Personal tragedy and loss can offer dark access to shifts in consciousness. In the deserted landscape of grief longings come asking for fulfillment. Follow A Path to the River is both a journey and body of work.
My Mennonite ancestors had established communal settlements in Ukraine in the late 1800s before fleeing to Canada’s prairies half a century later. Research and family conversations enabled me to locate my grandfather’s village, Andreasfeld in the region of Dnipropetrovsk. A historical map indicated a dot on the Dnieper River. I wanted to stand on that soil.
Six months later in 2009 I made a solo journey. A local guide and I drove past fields of red poppies outside of Zaporizhia. We eventually reached the site where Andreasfeld had been. The settlement was now under water due to the 1930’s damming of the Dnieper.
I was compelled to walk down to the river. I needed to get as close as possible. I was surprised by a concrete staircase lying at the water’s edge. Unsure how to adequately respond, knowing we had only a short time, I took photographs, stepping around the vestige, pondering this gift of my trip.
Perhaps the stairway remembers every footfall – part myth, part dream, part fairy tale. I embraced its brokenness and lack of purpose. My work is an examination of separation, displacement, identity and place. Developing ideas is a form of devotion, giving time to unseen value. The process brought me through a most difficult passage of my life but I put it away and have not fully shared or previously exhibited the work. Recent world events, especially in the Ukraine, called me back to the importance of dedicating time and focus as a form of care, and to bringing the ideas forward.

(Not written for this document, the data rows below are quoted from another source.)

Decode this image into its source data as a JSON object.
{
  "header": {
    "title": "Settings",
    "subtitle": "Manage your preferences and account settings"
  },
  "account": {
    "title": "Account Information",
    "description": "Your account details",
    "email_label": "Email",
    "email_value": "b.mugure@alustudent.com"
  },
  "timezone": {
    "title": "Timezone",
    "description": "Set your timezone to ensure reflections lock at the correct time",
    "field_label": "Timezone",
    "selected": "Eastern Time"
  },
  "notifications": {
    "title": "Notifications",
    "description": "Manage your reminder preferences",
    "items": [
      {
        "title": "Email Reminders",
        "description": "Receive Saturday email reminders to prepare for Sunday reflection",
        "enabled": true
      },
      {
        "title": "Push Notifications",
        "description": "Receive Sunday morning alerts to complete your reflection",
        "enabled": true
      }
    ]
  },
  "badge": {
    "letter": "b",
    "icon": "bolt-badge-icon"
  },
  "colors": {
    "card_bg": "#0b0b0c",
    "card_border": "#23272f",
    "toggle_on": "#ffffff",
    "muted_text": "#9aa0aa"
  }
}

Shirley Wiebe discusses her art practice and her inspirations for the exhibition 'Follow a Path to the River'